I just returned from a 12-day speaking tour thru Hong Kong, Singapore, Bangalore, and Delhi where up to 90 percent of ad revenue are paid through advertising agencies. In North America and Europe, the percentage is a lower, between thirty to fifty percent. Regardless of the percentage, you should always fear relying too much on any agency-based revenue, because when someone else is in the middle of the sales process you have lost control of your money.
I have no problem with demand-based advertising. But keep in mind that when dealing with an agency you're negotiating, not selling. Advertising sales, as I define it, is to uncover a business's problem that can be solved thru the leasing of eyeballs (or ears) that a media company has acquired.
When dealing with a "middleman" such as an ad agency, you allow someone else to uncover those problems. Figure out what eyes or ears will solve it. Decide which media is best suited to reach them. And seek out the most cost-effective means to get that media.
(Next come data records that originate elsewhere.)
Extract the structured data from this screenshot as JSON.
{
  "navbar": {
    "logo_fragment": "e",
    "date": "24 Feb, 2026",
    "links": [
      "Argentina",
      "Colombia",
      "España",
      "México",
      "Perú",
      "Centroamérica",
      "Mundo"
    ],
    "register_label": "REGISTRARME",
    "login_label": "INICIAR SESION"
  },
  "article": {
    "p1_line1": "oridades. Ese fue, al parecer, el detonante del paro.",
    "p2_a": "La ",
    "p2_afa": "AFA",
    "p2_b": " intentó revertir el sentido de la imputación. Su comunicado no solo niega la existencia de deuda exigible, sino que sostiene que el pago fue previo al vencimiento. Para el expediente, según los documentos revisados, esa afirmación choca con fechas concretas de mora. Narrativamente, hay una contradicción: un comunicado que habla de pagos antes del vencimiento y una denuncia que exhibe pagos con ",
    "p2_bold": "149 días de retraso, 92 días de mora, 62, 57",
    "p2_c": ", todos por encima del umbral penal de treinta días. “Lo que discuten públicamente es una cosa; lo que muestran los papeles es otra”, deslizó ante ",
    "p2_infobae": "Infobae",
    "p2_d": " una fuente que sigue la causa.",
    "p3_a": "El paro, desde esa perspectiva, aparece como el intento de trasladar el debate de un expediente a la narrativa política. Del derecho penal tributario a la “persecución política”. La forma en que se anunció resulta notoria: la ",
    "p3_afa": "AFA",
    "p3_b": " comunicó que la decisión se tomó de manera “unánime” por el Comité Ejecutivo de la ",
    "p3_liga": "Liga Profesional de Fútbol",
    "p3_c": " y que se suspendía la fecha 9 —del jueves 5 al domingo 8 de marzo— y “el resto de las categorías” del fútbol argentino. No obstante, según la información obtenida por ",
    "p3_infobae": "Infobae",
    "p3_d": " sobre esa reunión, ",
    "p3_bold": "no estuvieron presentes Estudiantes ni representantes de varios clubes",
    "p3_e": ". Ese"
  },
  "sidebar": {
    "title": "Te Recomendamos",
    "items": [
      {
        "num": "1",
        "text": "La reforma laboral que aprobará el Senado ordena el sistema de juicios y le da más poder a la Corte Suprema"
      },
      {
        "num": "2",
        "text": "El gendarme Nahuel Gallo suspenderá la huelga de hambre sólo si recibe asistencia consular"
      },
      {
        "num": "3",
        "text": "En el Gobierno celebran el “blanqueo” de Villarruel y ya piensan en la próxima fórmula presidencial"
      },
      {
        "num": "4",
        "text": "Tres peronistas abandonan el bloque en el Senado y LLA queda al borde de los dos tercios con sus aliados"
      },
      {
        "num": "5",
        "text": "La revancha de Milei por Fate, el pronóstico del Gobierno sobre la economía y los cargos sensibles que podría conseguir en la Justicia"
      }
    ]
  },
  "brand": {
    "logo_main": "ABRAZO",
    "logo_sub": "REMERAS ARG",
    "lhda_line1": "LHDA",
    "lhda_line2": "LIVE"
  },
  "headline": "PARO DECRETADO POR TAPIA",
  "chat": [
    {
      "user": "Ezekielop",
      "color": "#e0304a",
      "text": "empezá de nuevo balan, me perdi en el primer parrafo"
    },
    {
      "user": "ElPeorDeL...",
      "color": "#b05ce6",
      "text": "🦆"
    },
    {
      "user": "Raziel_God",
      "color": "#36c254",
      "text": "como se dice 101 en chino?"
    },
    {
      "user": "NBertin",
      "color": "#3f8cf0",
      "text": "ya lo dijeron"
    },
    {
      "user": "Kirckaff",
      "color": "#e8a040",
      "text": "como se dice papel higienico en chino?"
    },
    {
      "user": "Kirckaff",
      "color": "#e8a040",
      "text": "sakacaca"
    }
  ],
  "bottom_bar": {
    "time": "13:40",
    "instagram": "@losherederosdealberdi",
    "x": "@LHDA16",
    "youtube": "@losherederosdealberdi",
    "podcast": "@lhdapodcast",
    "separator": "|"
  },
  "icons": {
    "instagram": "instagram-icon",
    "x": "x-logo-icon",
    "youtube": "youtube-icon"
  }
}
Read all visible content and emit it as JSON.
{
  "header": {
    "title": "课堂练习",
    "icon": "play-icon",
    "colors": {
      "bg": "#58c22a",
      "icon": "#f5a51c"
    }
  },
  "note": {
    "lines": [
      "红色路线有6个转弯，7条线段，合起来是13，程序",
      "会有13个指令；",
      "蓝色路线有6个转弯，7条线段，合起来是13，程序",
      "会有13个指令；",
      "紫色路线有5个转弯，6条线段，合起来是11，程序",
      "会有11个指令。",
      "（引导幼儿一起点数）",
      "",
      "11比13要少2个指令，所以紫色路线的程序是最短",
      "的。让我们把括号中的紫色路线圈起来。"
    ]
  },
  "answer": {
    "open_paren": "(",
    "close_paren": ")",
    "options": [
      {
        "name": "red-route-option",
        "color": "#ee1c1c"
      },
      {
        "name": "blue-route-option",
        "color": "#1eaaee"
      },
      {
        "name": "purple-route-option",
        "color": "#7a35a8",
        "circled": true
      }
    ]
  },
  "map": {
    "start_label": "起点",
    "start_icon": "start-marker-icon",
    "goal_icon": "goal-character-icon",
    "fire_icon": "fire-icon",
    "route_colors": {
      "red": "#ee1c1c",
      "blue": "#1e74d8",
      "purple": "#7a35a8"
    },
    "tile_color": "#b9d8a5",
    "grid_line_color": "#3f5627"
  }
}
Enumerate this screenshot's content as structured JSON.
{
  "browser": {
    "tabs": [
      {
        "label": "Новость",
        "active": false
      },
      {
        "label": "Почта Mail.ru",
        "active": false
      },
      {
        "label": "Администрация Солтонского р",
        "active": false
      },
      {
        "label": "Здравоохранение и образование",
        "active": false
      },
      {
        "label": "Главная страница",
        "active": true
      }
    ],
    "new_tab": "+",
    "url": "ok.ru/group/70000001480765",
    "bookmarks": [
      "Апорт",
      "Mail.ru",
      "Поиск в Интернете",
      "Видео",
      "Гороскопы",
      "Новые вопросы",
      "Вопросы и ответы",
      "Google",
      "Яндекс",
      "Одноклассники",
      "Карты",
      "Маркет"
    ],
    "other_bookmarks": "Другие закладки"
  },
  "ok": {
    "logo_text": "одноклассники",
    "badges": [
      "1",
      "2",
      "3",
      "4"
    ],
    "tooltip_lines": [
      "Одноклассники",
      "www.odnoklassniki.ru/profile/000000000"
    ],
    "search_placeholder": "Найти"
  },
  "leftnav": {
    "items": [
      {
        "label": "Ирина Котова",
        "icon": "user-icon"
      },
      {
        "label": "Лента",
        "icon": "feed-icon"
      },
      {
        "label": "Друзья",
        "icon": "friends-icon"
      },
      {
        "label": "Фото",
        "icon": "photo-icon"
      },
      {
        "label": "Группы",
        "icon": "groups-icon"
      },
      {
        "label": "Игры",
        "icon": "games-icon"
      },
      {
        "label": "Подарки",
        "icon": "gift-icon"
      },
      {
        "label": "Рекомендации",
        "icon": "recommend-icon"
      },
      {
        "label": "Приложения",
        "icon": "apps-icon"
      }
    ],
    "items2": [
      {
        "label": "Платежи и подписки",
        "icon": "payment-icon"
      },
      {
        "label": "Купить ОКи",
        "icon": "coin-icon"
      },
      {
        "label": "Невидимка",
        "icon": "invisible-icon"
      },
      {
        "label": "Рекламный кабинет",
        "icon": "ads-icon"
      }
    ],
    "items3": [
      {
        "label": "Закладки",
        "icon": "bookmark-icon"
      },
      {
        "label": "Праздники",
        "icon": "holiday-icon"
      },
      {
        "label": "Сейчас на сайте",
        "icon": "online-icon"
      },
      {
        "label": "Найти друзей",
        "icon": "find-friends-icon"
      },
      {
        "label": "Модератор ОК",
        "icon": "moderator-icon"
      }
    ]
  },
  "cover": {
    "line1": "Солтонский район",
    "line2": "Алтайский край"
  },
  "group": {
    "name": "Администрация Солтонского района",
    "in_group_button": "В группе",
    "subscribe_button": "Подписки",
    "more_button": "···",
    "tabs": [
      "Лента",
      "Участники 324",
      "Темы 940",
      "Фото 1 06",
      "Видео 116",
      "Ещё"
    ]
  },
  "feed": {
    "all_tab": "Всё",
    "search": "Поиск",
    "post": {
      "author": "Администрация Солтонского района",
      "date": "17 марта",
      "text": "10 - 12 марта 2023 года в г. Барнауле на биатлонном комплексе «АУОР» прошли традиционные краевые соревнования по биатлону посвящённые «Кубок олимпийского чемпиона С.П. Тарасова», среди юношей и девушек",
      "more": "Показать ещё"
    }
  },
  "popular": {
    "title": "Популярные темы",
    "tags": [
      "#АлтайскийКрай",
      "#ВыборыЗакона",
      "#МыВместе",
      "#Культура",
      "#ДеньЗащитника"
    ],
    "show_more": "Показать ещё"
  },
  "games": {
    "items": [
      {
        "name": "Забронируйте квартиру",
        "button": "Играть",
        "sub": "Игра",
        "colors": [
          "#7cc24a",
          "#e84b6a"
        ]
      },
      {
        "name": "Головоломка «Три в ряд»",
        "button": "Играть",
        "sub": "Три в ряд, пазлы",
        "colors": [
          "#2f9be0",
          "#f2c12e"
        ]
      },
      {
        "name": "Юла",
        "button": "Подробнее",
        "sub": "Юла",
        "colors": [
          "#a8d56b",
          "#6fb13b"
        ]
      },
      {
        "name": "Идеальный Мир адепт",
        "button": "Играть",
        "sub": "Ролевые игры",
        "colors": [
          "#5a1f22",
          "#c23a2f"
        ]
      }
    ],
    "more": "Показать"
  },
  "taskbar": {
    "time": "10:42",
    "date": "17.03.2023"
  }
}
In engaging the agency at that level, you are simply negotiating a price for the service. You are selling a commodity, not a solution. In the past, when the industry enjoyed a robust economy with less competition, we became "fat and happy," gorging ourselves on this automatic business. I guess I was lucky to learn the art of advertising sales during the early eighties, selling AM radio when FM radio was "disruptive technology" creating strong competition for my product. I had no automatic agency business. I had to learn how to seek out smaller and medium sized businesses, dealing with them directly to garner revenue.
Now fast forward to 2009, where studies reiterate that our strongest opportunity for advertising revenue growth lies with the small and medium sized businesses within our markets. In short, "you have to replace the 'big dogs' you loose with 'five little dogs' you have to get." That said, I find it fascinating that media companies will cut back on the very resources necessary to help us get these new businesses to advertise with us. With that in mind, here is what I suggest you consider as three necessary edicts you must adhere to, to ensure new business growth in these tough economic times:
Increase your feet on the street and faces on the phone. You cannot cut back on the resources that prospect, ascertain, present, and "close" the business you need to grow. It's not automatic anymore (and possibly, never again at the same levels).
Invest in better ad creation. You can't solve an advertiser's problem without great ads. If you cut back on this resource, you are giving the business back to the middle-men ad agencies. Produce the best ads you can at all times. And, have the ability to present speculative concepts as part of the sales process.
Maintain a high level of training on solution-based sales tactics. Coach the process and monitor the performance on a day-to-day basis. This will not happen on its own. You need to make the process happen.
Perhaps we can all take a lesson from the great, late sales trainer Alan Cymberg, who used to have printed on the back of his business cards: "Never attempt to sell the hand organ to the monkey!"